• What to work on
Each record that follows should be reproduced in full, character for character.

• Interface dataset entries
+++

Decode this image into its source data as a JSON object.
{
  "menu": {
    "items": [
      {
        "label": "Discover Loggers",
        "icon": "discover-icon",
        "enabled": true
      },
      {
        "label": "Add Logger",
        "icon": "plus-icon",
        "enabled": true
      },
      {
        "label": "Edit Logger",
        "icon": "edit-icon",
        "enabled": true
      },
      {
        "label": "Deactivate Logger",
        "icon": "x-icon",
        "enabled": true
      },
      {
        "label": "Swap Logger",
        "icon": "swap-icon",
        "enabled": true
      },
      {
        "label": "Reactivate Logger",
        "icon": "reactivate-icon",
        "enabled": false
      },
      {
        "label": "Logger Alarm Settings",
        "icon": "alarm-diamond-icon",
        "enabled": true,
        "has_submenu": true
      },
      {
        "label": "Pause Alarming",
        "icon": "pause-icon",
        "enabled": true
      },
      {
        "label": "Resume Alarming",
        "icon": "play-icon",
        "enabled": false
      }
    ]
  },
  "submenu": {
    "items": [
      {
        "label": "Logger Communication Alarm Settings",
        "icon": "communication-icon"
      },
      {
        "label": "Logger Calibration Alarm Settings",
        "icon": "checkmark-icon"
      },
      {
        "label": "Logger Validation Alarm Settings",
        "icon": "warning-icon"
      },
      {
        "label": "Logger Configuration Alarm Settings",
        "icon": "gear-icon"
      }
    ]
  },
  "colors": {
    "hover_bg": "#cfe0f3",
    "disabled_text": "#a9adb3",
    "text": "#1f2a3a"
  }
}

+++

• Expected answer
Decode this image into its source data as a JSON object.
{
  "menu": {
    "items": [
      {
        "label": "Discover Loggers",
        "icon": "discover-icon",
        "enabled": true
      },
      {
        "label": "Add Logger",
        "icon": "plus-icon",
        "enabled": true
      },
      {
        "label": "Edit Logger",
        "icon": "edit-icon",
        "enabled": true
      },
      {
        "label": "Deactivate Logger",
        "icon": "x-icon",
        "enabled": true
      },
      {
        "label": "Swap Logger",
        "icon": "swap-icon",
        "enabled": true
      },
      {
        "label": "Reactivate Logger",
        "icon": "reactivate-icon",
        "enabled": false
      },
      {
        "label": "Logger Alarm Settings",
        "icon": "alarm-diamond-icon",
        "enabled": true,
        "has_submenu": true
      },
      {
        "label": "Pause Alarming",
        "icon": "pause-icon",
        "enabled": true
      },
      {
        "label": "Resume Alarming",
        "icon": "play-icon",
        "enabled": false
      }
    ]
  },
  "submenu": {
    "items": [
      {
        "label": "Logger Communication Alarm Settings",
        "icon": "communication-icon"
      },
      {
        "label": "Logger Calibration Alarm Settings",
        "icon": "checkmark-icon"
      },
      {
        "label": "Logger Validation Alarm Settings",
        "icon": "warning-icon"
      },
      {
        "label": "Logger Configuration Alarm Settings",
        "icon": "gear-icon"
      }
    ]
  },
  "colors": {
    "hover_bg": "#cfe0f3",
    "disabled_text": "#a9adb3",
    "text": "#1f2a3a"
  }
}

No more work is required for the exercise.